Searches for continuous gravitational waves from nine young supernova remnants Astrophys. J. 813 (2015) 39 arXiv:1412.5942
Unknown possible sources
First all-sky upper limits from LIGO on the strength of periodic gravitational waves using the Hough transform. Phys. Rev. D 72 (2005) 102004 gr-qc/0508065
Coherent searches for periodic gravitational waves from unknown isolated sources and Scorpius X-1: results from the second LIGO science run. Phys. Rev. D 76 (2007) 082001 gr-qc/0605028
All-sky search for periodic gravitational waves in LIGO S4 data Phys. Rev. D 77 (2008) 022001 arXiv:0708.3818
The Einstein@Home search for periodic gravitational waves in LIGO S4 data Phys. Rev. D 79 (2009) 022001 arXiv:0804.1747
All-sky LIGO Search for Periodic Gravitational Waves in the Early S5 Data Phys. Rev. Lett.102 (2009) 111102 arXiv:0810.0283
Einstein@Home search for periodic gravitational waves in early S5 LIGO data Phys. Rev. D 80 (2009) 042003 arXiv:0905.1705
All-sky Search for Periodic Gravitational Waves in the Full S5 LIGO Data Phys. Rev. D 85 (2012) 022001 arXiv:1110.0208
Einstein@Home all-sky search for periodic gravitational waves in LIGO S5 data Phys. Rev. D 87 (2013) 042001 arXiv:1207.7176
A directed search for continuous Gravitational Waves from the Galactic Center Phys. Rev. D 88 (2013) 102002 arXiv:1309.6221
Application of a Hough search for continuous gravitational waves on data from the 5th LIGO science run Class. Quant. Grav. 31 (2014) 085014 arXiv:1311.2409
Implementation of an F-statistic all-sky search for continuous gravitational waves in Virgo VSR1 data Class.
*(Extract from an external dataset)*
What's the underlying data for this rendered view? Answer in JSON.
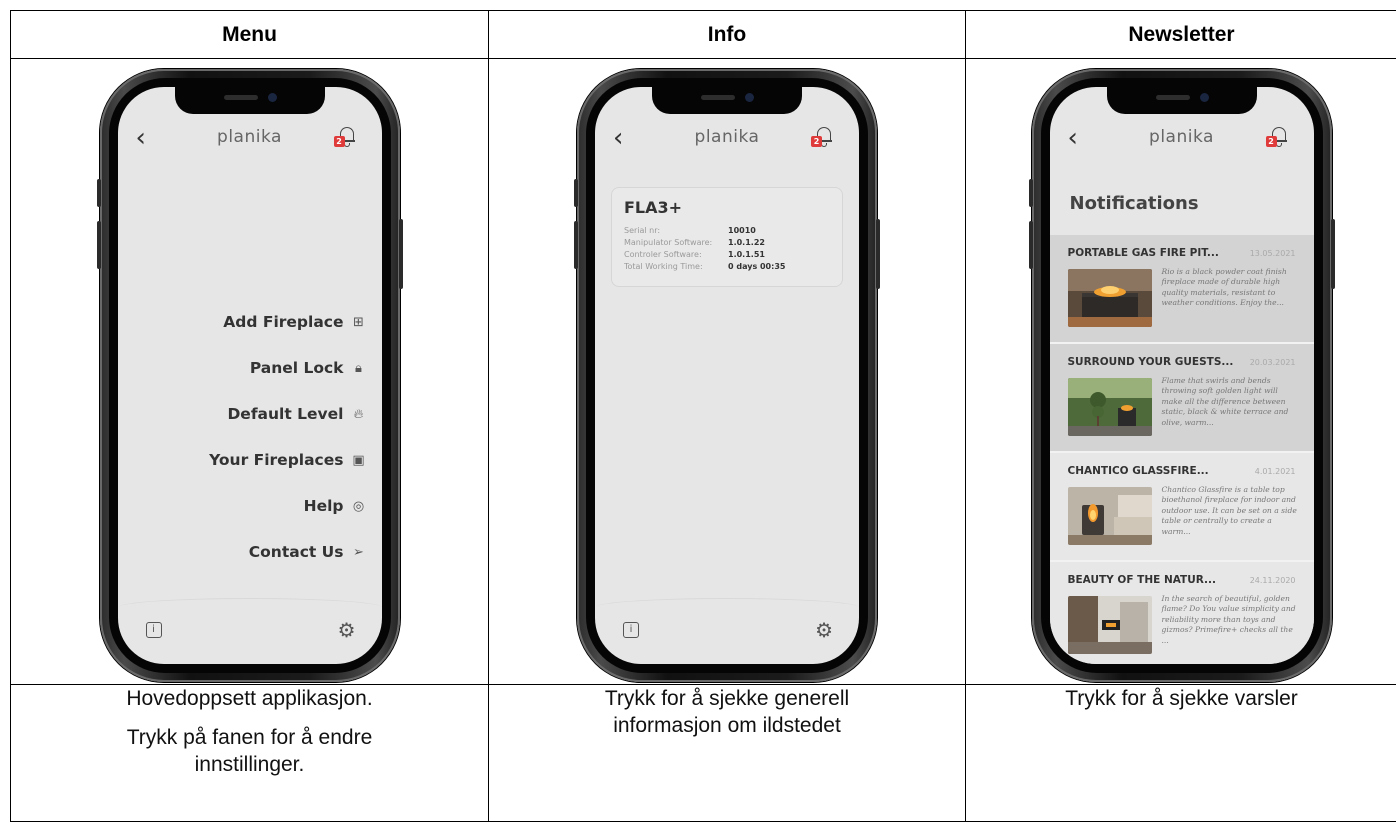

Quant. Grav.31 (2014) 165014 arXiv:1402.4974
First all-sky search for continuous gravitational waves from unknown sources in binary systems Phys. Rev. D 90 (2014) 062010 arXiv:1405.7904
A search of the Orion spur for continuous gravitational waves using a "loosely coherent" algorithm on data from LIGO interferometers Phys. Rev. D 93 (2016) 042006 arXiv:1510.03474
First low frequency all-sky search for continuous gravitational wave signals Phys. Rev. D 93 (2016) 042007 arXiv:1510.03621
Comprehensive All-sky Search for Periodic Gravitational Waves in the Sixth Science Run LIGO Data To appear in Physical Review D arXiv:1605.03233
Results of the deepest all-sky survey for continuous gravitational waves on LIGO S6 data running on the Einstein@Home volunteer distributed computing project To appear in Physical Review D arXiv:1606.09619
Search for continuous gravitational waves from neutron stars in globular cluster NGC 6544 Submitted for publication arXiv:1607.02216

Meetings with Neutron Star Astronomers

We have hosted a series of meetings with neutron star experts since October 2006, in order to ensure that the tradeoffs we make in our computationally limited searches are guided by the latest observational results and theoretical findings. These meetings have proven useful, with the most recent held in Boston in May 2011. Astronomers with an interest in gravitational wave emission from neutron stars are strongly encouraged to attend. Below are the web sites for the meetings in this series.

In addition, a workshop devoted to Probing Neutron Stars with Gravitational Waves was held at Penn State University in June 2009.

Other links of interest:

Working group chairs: Keith Riles (LSC), Alicia Sintes (LSC), Andrzej Krolak (Virgo)
Astronomy liaison: Ben Owen

This web site is supported by the National Science Foundation.